CIA pays off another Afghan despot, hopes for the best
Ahmed Wali Karzai, the brother of the Afghan president and a suspected player in the country’s booming illegal opium trade, gets regular payments from the Central Intelligence Agency, and has for much of the past eight years, according to current and former American officials.
Karzai’s duties include helping to recruit an Afghan paramilitary force that operates at the CIA’s direction (for now) in and around the southern city of Kandahar, and he is also the CIA’s landlord. Karzai rents the former home of Mullah Mohammed Omar, the Taliban’s founder, to the CIA and American Special Operations troops for paramilitary operations spearheaded by a group called the Kandahar Strike Force.
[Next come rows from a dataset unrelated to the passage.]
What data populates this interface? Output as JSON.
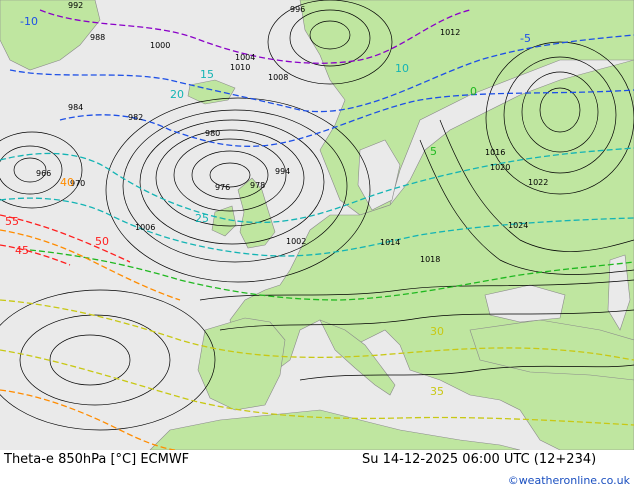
{
  "footer": {
    "title": "Theta-e 850hPa [°C] ECMWF",
    "valid_time": "Su 14-12-2025 06:00 UTC (12+234)",
    "credit": "©weatheronline.co.uk"
  },
  "colors": {
    "land": "#bfe6a0",
    "sea": "#eaeaea",
    "isobar": "#000000",
    "theta_cold": "#8a00c8",
    "theta_cool": "#1e50e6",
    "theta_mid": "#14b4b4",
    "theta_mild": "#20b820",
    "theta_warm": "#c8c814",
    "theta_hot": "#ff8c00",
    "theta_very_hot": "#ff1e1e"
  },
  "pressure_labels": [
    "992",
    "996",
    "1000",
    "1004",
    "1008",
    "1010",
    "1012",
    "1016",
    "1020",
    "1024",
    "1022",
    "1018",
    "1014",
    "984",
    "988",
    "980",
    "976",
    "966",
    "970",
    "978",
    "982",
    "994",
    "1002",
    "1006"
  ],
  "theta_labels": [
    "-10",
    "-5",
    "0",
    "5",
    "10",
    "15",
    "20",
    "25",
    "30",
    "35",
    "40",
    "45",
    "50",
    "55"
  ]
}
On at least one occasion, the Times reports, the strike force has been accused of mounting an unauthorized operation against an official of the Afghan government.
This, to put it mildly, seems like a weird strategy considering Karzai is a player in the opium trade, a major source of revenue for the Taliban.
It appears as though the CIA is — yet again — employing the good ole’ “The Enemy of My Enemy is The Guy Who Screws Me In The End” foreign policy doctrine utilized by the United States and its allies when they supported the Afghan Mujahideen in their efforts to thwart the occupying Soviet power.
That worked out fine, right?
The Times muses that supporting a drug lord may undermine America’s efforts of developing an effective central government that can “maintain law and order and eventually allow the United States to withdraw.” I would agree. Propping up a major drug player and bankrolling his culture of corruption may not be the wisest strategy in a game entirely based on stabilization.
Of course, none of this is new to the Afghan strategy. At the start of the war, American officials paid warlords with — what the Times adorably describes as — “questionable backgrounds” to help topple the Taliban and maintain order with relatively few American troops committed to fight in the country. Even those warlords that didn’t directly benefit monetarily from the United States were nonetheless permitted to flourish in the chaotic aftermath of the U.S. led invasion.
There was Mohammed Qasim Fahim. After the U.S.-led invasion of Afghanistan in 2001, Fahim became first defense minister and then vice president of Afghanistan. But before all that, he was the former senior commander of the Jamiat-e-Islami militia, and was named by Human Rights Watch in its 2005 report Blood Stained Hands as a key commander in the Afshar Massacre during which about 800 members of the Shia Muslim Hazara minority were killed in a bout of murder, rape and looting in a civilian area of Kabul in September 1992.
Then there was Haji Mohammed Mohaqiq, leader of the notorious Hezb-e Wahdat, which in late 2001-early 2002 targeted Pashtun civilians for violence because of their ethnic ties to the Taliban. Human Rights Watch reports that Hezb-e Wahdat
“[was] implicated in systematic and widespread looting and violence in almost every province under their…control, almost all of it directed at Pashtun villagers. In scores of villages, homes were destroyed, possessions were taken, and men and boys were beaten and in some cases killed.…
[T]here were several reports of rapes of girls and women. In Chimtal district near Mazar-e Sharif, and in Balkh province generally, both Hizb-i Wahdat and Jamiat forces were particularly violent: in one village, Bargah-e Afghani, Hizb-i Wahdat troops killed thirty-seven civilians.”
Mohaqiq moved on to become vice chair of the interim government and Minister of Planning where he used threats and intimidation against other delegates. You can take the boy out of the human rights violations, but you can’t take the human rights violations out of the boy, am I right?
In order to intimidate delegates, Mohaqiq formed a militia that became famous for kidnapping young girls, “forcibly marrying” them AKA raping them, and ransoming them back to their parents. Their favorite strategy was to snatch up girls who were on their way to school, which resulted in parents keeping their girls home rather than risk their abduction and rape.
Good news: President Karzai has promised to carve out a province for Mohaqiq so he can roam free, happily raping and pillaging.
Then there’s Gulbuddin Hekmatyar and Jalaluddin Haqqani, two warlords who were once among America’s most valued allies. In the 1980s, the CIA funneled hundreds of millions of dollars in weapons and ammunition to help them battle the Soviets. Now, Hekmatyar is “as vicious as they come,” according to a senior defense official, while Haqqani’s son (Haqqani himself is believed to be dead) “is definitely the strongest” enemy in the border provinces of Paktia, Paktika, and Khost, known among military officials as p2k.
The list goes on, and on, and on. The names change, but the results are always the same: the enemy of my enemy is the guy who screws me in the end. It’s almost like funneling hundreds of millions of dollars into a culture of unaccountability, rape, torture, kidnapping, drugs, and corruption is a really bad idea. Oh well. That’s why I’m not paid as a “serious expert.” I’m sure Henry Kissinger is somewhere, saying something really valuable about this subject. Let’s ask him.